Canadian Forest Service Publications
Genetic effects on wood quality traits of plantation-grown white spruce (Picea glauca) and their relationships with growth. 2012. Park, Y.-S.; Weng, Y.; Mansfield, S.D. Tree Genetics and Genomes 8: 303–311.
Issued by: Canadian Wood Fibre Centre
Catalog ID: 33828
Availability: Order paper copy (free)
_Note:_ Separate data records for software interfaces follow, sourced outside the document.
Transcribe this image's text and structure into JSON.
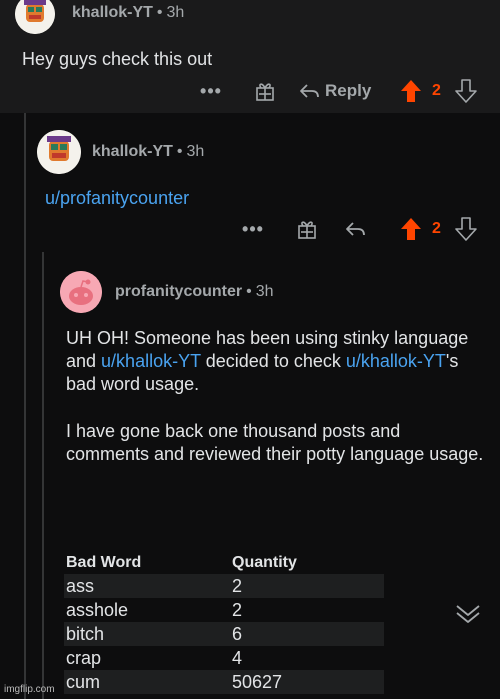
{
  "comments": [
    {
      "username": "khallok-YT",
      "separator": "•",
      "time": "3h",
      "body": "Hey guys check this out",
      "actions": {
        "more": "•••",
        "reply_label": "Reply",
        "votes": "2"
      }
    },
    {
      "username": "khallok-YT",
      "separator": "•",
      "time": "3h",
      "body_link": "u/profanitycounter",
      "actions": {
        "more": "•••",
        "votes": "2"
      }
    },
    {
      "username": "profanitycounter",
      "separator": "•",
      "time": "3h",
      "p1_part1": "UH OH! Someone has been using stinky language and ",
      "p1_link1": "u/khallok-YT",
      "p1_part2": " decided to check ",
      "p1_link2": "u/khallok-YT",
      "p1_part3": "'s bad word usage.",
      "p2": "I have gone back one thousand posts and comments and reviewed their potty language usage.",
      "table": {
        "headers": [
          "Bad Word",
          "Quantity"
        ],
        "rows": [
          {
            "word": "ass",
            "qty": "2"
          },
          {
            "word": "asshole",
            "qty": "2"
          },
          {
            "word": "bitch",
            "qty": "6"
          },
          {
            "word": "crap",
            "qty": "4"
          },
          {
            "word": "cum",
            "qty": "50627"
          }
        ]
      }
    }
  ],
  "colors": {
    "upvote": "#ff4500",
    "link": "#4aa3f0",
    "background": "#0d0d0e",
    "card": "#1a1a1b"
  },
  "icons": [
    "award-icon",
    "reply-icon",
    "upvote-icon",
    "downvote-icon",
    "collapse-chevron-icon"
  ],
  "watermark": "imgflip.com"
}
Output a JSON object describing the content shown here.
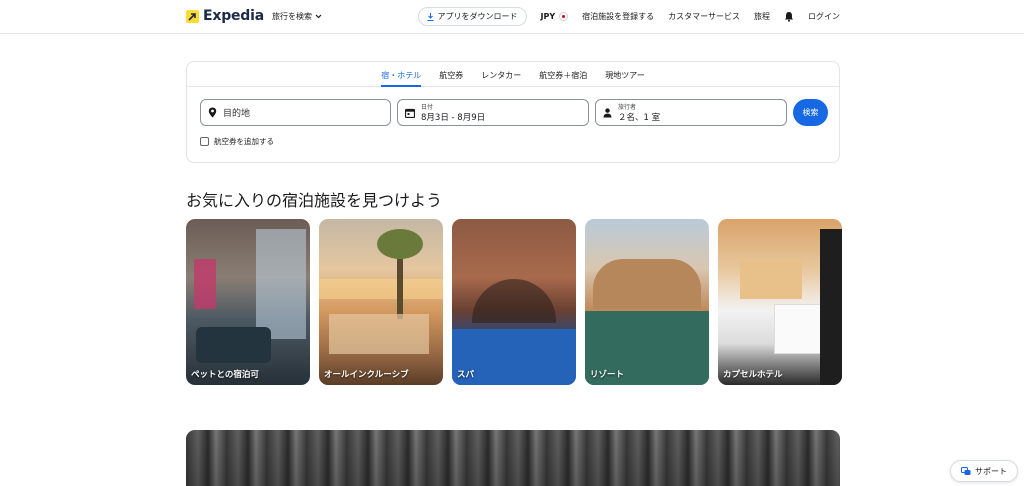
{
  "header": {
    "logo_text": "Expedia",
    "trip_search": "旅行を検索",
    "app_download": "アプリをダウンロード",
    "currency": "JPY",
    "list_property": "宿泊施設を登録する",
    "customer_service": "カスタマーサービス",
    "trips": "旅程",
    "login": "ログイン"
  },
  "search": {
    "tabs": [
      {
        "label": "宿・ホテル",
        "active": true
      },
      {
        "label": "航空券"
      },
      {
        "label": "レンタカー"
      },
      {
        "label": "航空券＋宿泊"
      },
      {
        "label": "現地ツアー"
      }
    ],
    "destination_placeholder": "目的地",
    "date_label": "日付",
    "date_value": "8月3日 - 8月9日",
    "travelers_label": "旅行者",
    "travelers_value": "２名、1 室",
    "search_button": "検索",
    "add_flight": "航空券を追加する"
  },
  "section": {
    "title": "お気に入りの宿泊施設を見つけよう",
    "cards": [
      {
        "label": "ペットとの宿泊可"
      },
      {
        "label": "オールインクルーシブ"
      },
      {
        "label": "スパ"
      },
      {
        "label": "リゾート"
      },
      {
        "label": "カプセルホテル"
      }
    ]
  },
  "support": {
    "label": "サポート"
  },
  "colors": {
    "brand_blue": "#1668e3",
    "logo_yellow": "#fddb32"
  }
}
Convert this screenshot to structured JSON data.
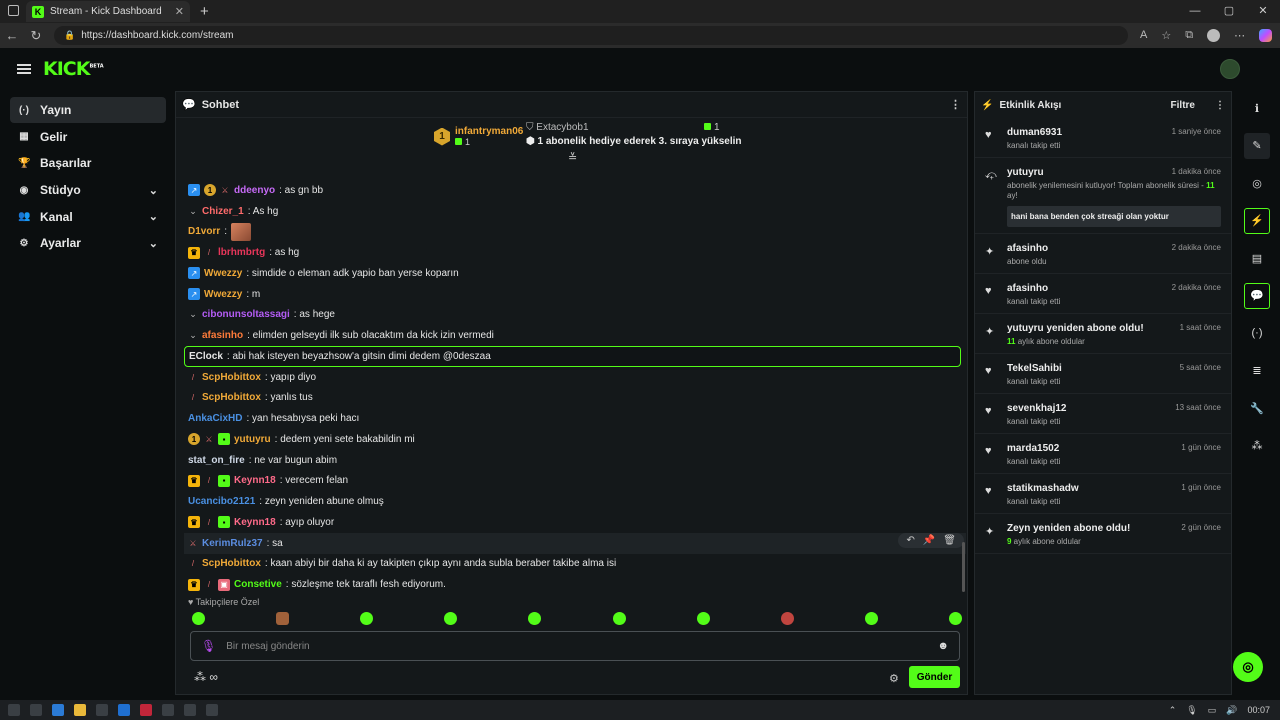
{
  "browser": {
    "tab_title": "Stream - Kick Dashboard",
    "url": "https://dashboard.kick.com/stream",
    "new_tab": "+",
    "controls": [
      "—",
      "▢",
      "✕"
    ]
  },
  "app": {
    "logo": "KICK",
    "logo_tag": "BETA"
  },
  "sidebar": {
    "items": [
      {
        "label": "Yayın",
        "icon": "broadcast-icon",
        "glyph": "(·)",
        "chevron": ""
      },
      {
        "label": "Gelir",
        "icon": "revenue-icon",
        "glyph": "▦",
        "chevron": ""
      },
      {
        "label": "Başarılar",
        "icon": "trophy-icon",
        "glyph": "🏆",
        "chevron": ""
      },
      {
        "label": "Stüdyo",
        "icon": "studio-icon",
        "glyph": "◉",
        "chevron": "⌄"
      },
      {
        "label": "Kanal",
        "icon": "channel-icon",
        "glyph": "👥",
        "chevron": "⌄"
      },
      {
        "label": "Ayarlar",
        "icon": "settings-icon",
        "glyph": "⚙",
        "chevron": "⌄"
      }
    ]
  },
  "chat": {
    "title": "Sohbet",
    "pinned": {
      "left_user": "infantryman06",
      "left_count": "1",
      "left_badge": "1",
      "right_user": "Extacybob1",
      "right_count": "1",
      "right_message": "1 abonelik hediye ederek 3. sıraya yükselin"
    },
    "messages": [
      {
        "badges": [
          "blue",
          "coin",
          "sword"
        ],
        "user": "ddeenyo",
        "color": "#c56af5",
        "text": ": as gn bb"
      },
      {
        "badges": [
          "chev"
        ],
        "user": "Chizer_1",
        "color": "#ff6b6b",
        "text": ": As hg"
      },
      {
        "badges": [],
        "user": "D1vorr",
        "color": "#f0a938",
        "text": ":",
        "emote": true
      },
      {
        "badges": [
          "gold",
          "pencil"
        ],
        "user": "lbrhmbrtg",
        "color": "#e8365a",
        "text": ": as hg"
      },
      {
        "badges": [
          "blue"
        ],
        "user": "Wwezzy",
        "color": "#f0a938",
        "text": ": simdide o eleman adk yapio ban yerse koparın"
      },
      {
        "badges": [
          "blue"
        ],
        "user": "Wwezzy",
        "color": "#f0a938",
        "text": ": m"
      },
      {
        "badges": [
          "chev"
        ],
        "user": "cibonunsoltassagi",
        "color": "#b45cf5",
        "text": ": as hege"
      },
      {
        "badges": [
          "chev"
        ],
        "user": "afasinho",
        "color": "#ff7b3a",
        "text": ": elimden gelseydi ilk sub olacaktım da kick izin vermedi"
      },
      {
        "badges": [],
        "user": "EClock",
        "color": "#e6e6e6",
        "text": ": abi hak isteyen beyazhsow'a gitsin dimi dedem @0deszaa",
        "highlight": true
      },
      {
        "badges": [
          "pencil"
        ],
        "user": "ScpHobittox",
        "color": "#f0a938",
        "text": ": yapıp diyo"
      },
      {
        "badges": [
          "pencil"
        ],
        "user": "ScpHobittox",
        "color": "#f0a938",
        "text": ": yanlıs tus"
      },
      {
        "badges": [],
        "user": "AnkaCixHD",
        "color": "#4a90e2",
        "text": ": yan hesabıysa peki hacı"
      },
      {
        "badges": [
          "coin",
          "sword",
          "green"
        ],
        "user": "yutuyru",
        "color": "#f0a938",
        "text": ": dedem yeni sete bakabildin mi"
      },
      {
        "badges": [],
        "user": "stat_on_fire",
        "color": "#cfd8e6",
        "text": ": ne var bugun abim"
      },
      {
        "badges": [
          "gold",
          "pencil",
          "green"
        ],
        "user": "Keynn18",
        "color": "#ff6b8a",
        "text": ": verecem felan"
      },
      {
        "badges": [],
        "user": "Ucancibo2121",
        "color": "#4a90e2",
        "text": ": zeyn yeniden abune olmuş"
      },
      {
        "badges": [
          "gold",
          "pencil",
          "green"
        ],
        "user": "Keynn18",
        "color": "#ff6b8a",
        "text": ": ayıp oluyor"
      },
      {
        "badges": [
          "xsword"
        ],
        "user": "KerimRulz37",
        "color": "#5b8de0",
        "text": ": sa",
        "hover": true
      },
      {
        "badges": [
          "pencil"
        ],
        "user": "ScpHobittox",
        "color": "#f0a938",
        "text": ": kaan abiyi bir daha ki ay takipten çıkıp aynı anda subla beraber takibe alma isi"
      },
      {
        "badges": [
          "gold",
          "pencil",
          "pink"
        ],
        "user": "Consetive",
        "color": "#53fc18",
        "text": ": sözleşme tek taraflı fesh ediyorum."
      }
    ],
    "follower_only": "♥ Takipçilere Özel",
    "input_placeholder": "Bir mesaj gönderin",
    "send_label": "Gönder",
    "footer_icons": "⁂ ∞"
  },
  "activity": {
    "title": "Etkinlik Akışı",
    "filter_label": "Filtre",
    "events": [
      {
        "icon": "heart-icon",
        "glyph": "♥",
        "name": "duman6931",
        "time": "1 saniye önce",
        "desc": "kanalı takip etti"
      },
      {
        "icon": "resub-icon",
        "glyph": "⤽",
        "name": "yutuyru",
        "time": "1 dakika önce",
        "desc": "abonelik yenilemesini kutluyor! Toplam abonelik süresi - ",
        "desc_green": "11",
        "desc_after": " ay!",
        "quote": "hani bana benden çok streaği olan yoktur"
      },
      {
        "icon": "sparkle-icon",
        "glyph": "✦",
        "name": "afasinho",
        "time": "2 dakika önce",
        "desc": "abone oldu"
      },
      {
        "icon": "heart-icon",
        "glyph": "♥",
        "name": "afasinho",
        "time": "2 dakika önce",
        "desc": "kanalı takip etti"
      },
      {
        "icon": "sparkle-icon",
        "glyph": "✦",
        "name": "yutuyru yeniden abone oldu!",
        "time": "1 saat önce",
        "desc_green": "11",
        "desc_after": " aylık abone oldular"
      },
      {
        "icon": "heart-icon",
        "glyph": "♥",
        "name": "TekelSahibi",
        "time": "5 saat önce",
        "desc": "kanalı takip etti"
      },
      {
        "icon": "heart-icon",
        "glyph": "♥",
        "name": "sevenkhaj12",
        "time": "13 saat önce",
        "desc": "kanalı takip etti"
      },
      {
        "icon": "heart-icon",
        "glyph": "♥",
        "name": "marda1502",
        "time": "1 gün önce",
        "desc": "kanalı takip etti"
      },
      {
        "icon": "heart-icon",
        "glyph": "♥",
        "name": "statikmashadw",
        "time": "1 gün önce",
        "desc": "kanalı takip etti"
      },
      {
        "icon": "sparkle-icon",
        "glyph": "✦",
        "name": "Zeyn yeniden abone oldu!",
        "time": "2 gün önce",
        "desc_green": "9",
        "desc_after": " aylık abone oldular"
      }
    ]
  },
  "rail": [
    {
      "name": "info-icon",
      "glyph": "ℹ",
      "state": ""
    },
    {
      "name": "edit-icon",
      "glyph": "✎",
      "state": "active"
    },
    {
      "name": "camera-icon",
      "glyph": "◎",
      "state": ""
    },
    {
      "name": "bolt-icon",
      "glyph": "⚡",
      "state": "on"
    },
    {
      "name": "notes-icon",
      "glyph": "▤",
      "state": ""
    },
    {
      "name": "chat-icon",
      "glyph": "💬",
      "state": "on"
    },
    {
      "name": "broadcast-icon",
      "glyph": "(·)",
      "state": ""
    },
    {
      "name": "layers-icon",
      "glyph": "≣",
      "state": ""
    },
    {
      "name": "wrench-icon",
      "glyph": "🔧",
      "state": ""
    },
    {
      "name": "share-icon",
      "glyph": "⁂",
      "state": ""
    }
  ],
  "taskbar": {
    "time": "00:07"
  },
  "colors": {
    "accent": "#53fc18"
  }
}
Clonal repeatabilities on individual tree (H2i) and clonal mean (H2C) bases for growth (14-year height and volume), wood quality traits (latewood proportion, wood density, fiber length, and microfibril angle), and genotypic correlations among the traits were estimated, using 30 white spruce (Picea glauca [Moench] Voss) clones from six full-sib families (five per family). These families were selected from a clonally replicated test to represent different early growth categories: fast, moderate, and slow. Wood increment cores of the 30 clones were collected from two contrasting sites at age 19 years. For growth traits, in contrast to most wood quality traits, more genetic variation was accounted for by clone within family than by family within growth category. Both growth and wood quality traits appear to be under moderate genetic control, with H2i = 0.20 - 0.36 and H2C = 0.70 - 0.83. The only exception was microfibril angle (H2C = 0.10 and H2C = 0.34). Generally, faster growth resulted in a significantly lower latewood proportion and lower overall wood density. Selection for faster growth does not appear to impact on either fiber length or microfibril angle. Among the wood quality traits, significant genotypic association was observed only between latewood proportion and wood density. Despite the generally negative association between growth and wood density among families, several fast-growing clones maintained above-average density. This implies that, by adopting multiclonal forestry, one can simultaneously improve growth and wood density.